Enough with this nauseating rhetoric about Republicans pushing forward with Amy Coney Barrett’s nomination to the Supreme Court.
It is not about Justice Ruth Bader Ginsburg and what she might have said on her deathbed … or about giving the next president (Biden) an opportunity to make his selection … or fairness in the process … or Abraham Lincoln’s thoughts on the issue … or what the likes of Republican Sens. Lindsey Graham and Mike Crapo said four years ago. All that stuff is pure balderdash.
It’s all about politics, power (something Democrats don’t have) and putting a conservative on the U.S. Supreme Court. For decades, reshaping the court has been the Holy Grail for Republicans and they have the opportunity to get that done before the election. Barrett’s nomination should sail through, with the blessing of Crapo and fellow Idaho Sen. Jim Risch.
Sure, there are some mild risks involved for Republicans by putting this vote on the fast track. Voters might be outraged enough to vote against Trump and give Democrats control of the Senate. We’ll find out those things soon enough. But a 6-3 conservative majority on the Supreme Court is too much for Republicans to pass up.
Joe Biden, no doubt, will balance out things if he wins, but conservatives could have an even stronger stranglehold on the high court if Trump is re-elected.
That prospect should keep more than a few Democrats awake at night.
We’re hearing plenty about what those mean-old Republicans are doing, but if the situation were reversed, you can bet that the Democrats would do the same thing. Democrats had control of the Senate four years ago, Merrick Garland (President Obama’s nominee) would be on the Supreme Court today, and much of the media would be celebrating the newest liberal justice.
Yes, Virginia, they do play politics with Supreme Court nominations. And no political story is complete without at least a few instances of hypocrisy.
Four years ago, here’s what Crapo said about Obama’s Supreme Court nomination: “The next Supreme Court justice will make decisions that affect every American and shape our nation’s legal landscape for decades. Therefore, the current Supreme Court vacancy should be filled by an individual nominated by the next president of the United States.”
However, that statement tells only part of the story. Crapo opposed Garland from the get-go, saying the nominee didn’t share “Idaho’s values” on gun rights. So, of course, he was going to say that the nomination should be left to the next president – especially since there was a fair chance that Trump would win.

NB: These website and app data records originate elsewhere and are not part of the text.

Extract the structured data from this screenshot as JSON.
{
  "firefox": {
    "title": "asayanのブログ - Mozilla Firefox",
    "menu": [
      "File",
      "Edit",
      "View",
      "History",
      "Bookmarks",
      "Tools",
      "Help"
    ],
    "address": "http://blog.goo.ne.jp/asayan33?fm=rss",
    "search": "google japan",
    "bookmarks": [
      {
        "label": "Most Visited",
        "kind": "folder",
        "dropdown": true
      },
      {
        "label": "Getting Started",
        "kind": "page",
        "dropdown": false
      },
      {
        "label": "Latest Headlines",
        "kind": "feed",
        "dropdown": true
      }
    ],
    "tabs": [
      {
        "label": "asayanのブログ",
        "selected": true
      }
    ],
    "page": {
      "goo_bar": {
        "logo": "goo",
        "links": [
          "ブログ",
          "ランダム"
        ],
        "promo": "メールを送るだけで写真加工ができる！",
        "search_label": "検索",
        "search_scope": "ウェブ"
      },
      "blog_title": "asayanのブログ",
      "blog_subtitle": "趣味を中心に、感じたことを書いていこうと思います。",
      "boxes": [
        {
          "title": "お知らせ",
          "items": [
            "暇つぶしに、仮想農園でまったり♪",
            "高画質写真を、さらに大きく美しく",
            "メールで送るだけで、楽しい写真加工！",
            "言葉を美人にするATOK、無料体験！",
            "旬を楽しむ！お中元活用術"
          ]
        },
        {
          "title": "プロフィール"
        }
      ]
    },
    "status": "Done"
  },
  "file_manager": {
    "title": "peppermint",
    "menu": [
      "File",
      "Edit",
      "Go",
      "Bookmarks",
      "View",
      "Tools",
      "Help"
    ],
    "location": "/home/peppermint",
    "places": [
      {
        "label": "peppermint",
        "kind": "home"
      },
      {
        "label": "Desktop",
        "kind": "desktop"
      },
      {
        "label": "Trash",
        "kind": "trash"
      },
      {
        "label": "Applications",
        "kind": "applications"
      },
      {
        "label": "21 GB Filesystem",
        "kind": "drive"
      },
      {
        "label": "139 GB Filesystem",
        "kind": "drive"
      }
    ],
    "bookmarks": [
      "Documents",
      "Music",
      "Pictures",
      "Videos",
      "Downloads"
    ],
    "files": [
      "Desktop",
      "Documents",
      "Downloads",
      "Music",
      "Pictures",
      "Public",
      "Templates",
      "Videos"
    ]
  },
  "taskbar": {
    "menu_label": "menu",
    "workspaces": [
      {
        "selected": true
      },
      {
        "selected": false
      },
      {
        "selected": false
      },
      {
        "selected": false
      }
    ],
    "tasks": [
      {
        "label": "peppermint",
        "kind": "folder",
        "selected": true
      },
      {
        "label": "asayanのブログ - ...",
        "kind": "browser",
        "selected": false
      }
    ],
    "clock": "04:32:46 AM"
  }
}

Risch came under fire four years ago for refusing to meet with Garland. Risch figured – correctly so -- that a meeting would be a waste of time since Garland’s nomination didn’t have a snowball’s chance of getting a hearing, winning committee approval and getting to the floor.
Crapo and Risch are frequent targets of liberal opinion writers, basically because they don’t think, act or vote like Democrats. But in Washington’s political zoo, few senators cross party lines on partisan issues (see Trump’s impeachment trial). So, if towing the party line is the definition of a “political hack” – as some opinion writers seem to think -- then we have close to 100 of those sitting in the U.S. Senate.
Crapo and Risch are not blatant about the partisanship, at least with their press statements. Crapo reminds everybody that that the Constitution gives the president the right to make nominations to the Supreme Court, with the advice and consent of the Senate.
As for Risch, he says, “I took an oath to uphold the U.S. Constitution and faithfully discharge the duties of my office, and will weigh nominees to the Supreme Court based on their merits, not on whether there’s an election coming up. Should a nominee come before the full Senate for consideration, I will weigh that individual based on their character, intellect, conservative record and respect for the U.S. Constitution and vote accordingly.”
It shouldn’t take Risch and Crapo more than a minute or two to “weigh” this one.
Chuck Malloy is a long-time Idaho journalist and columnist. He may be reached at email@example.com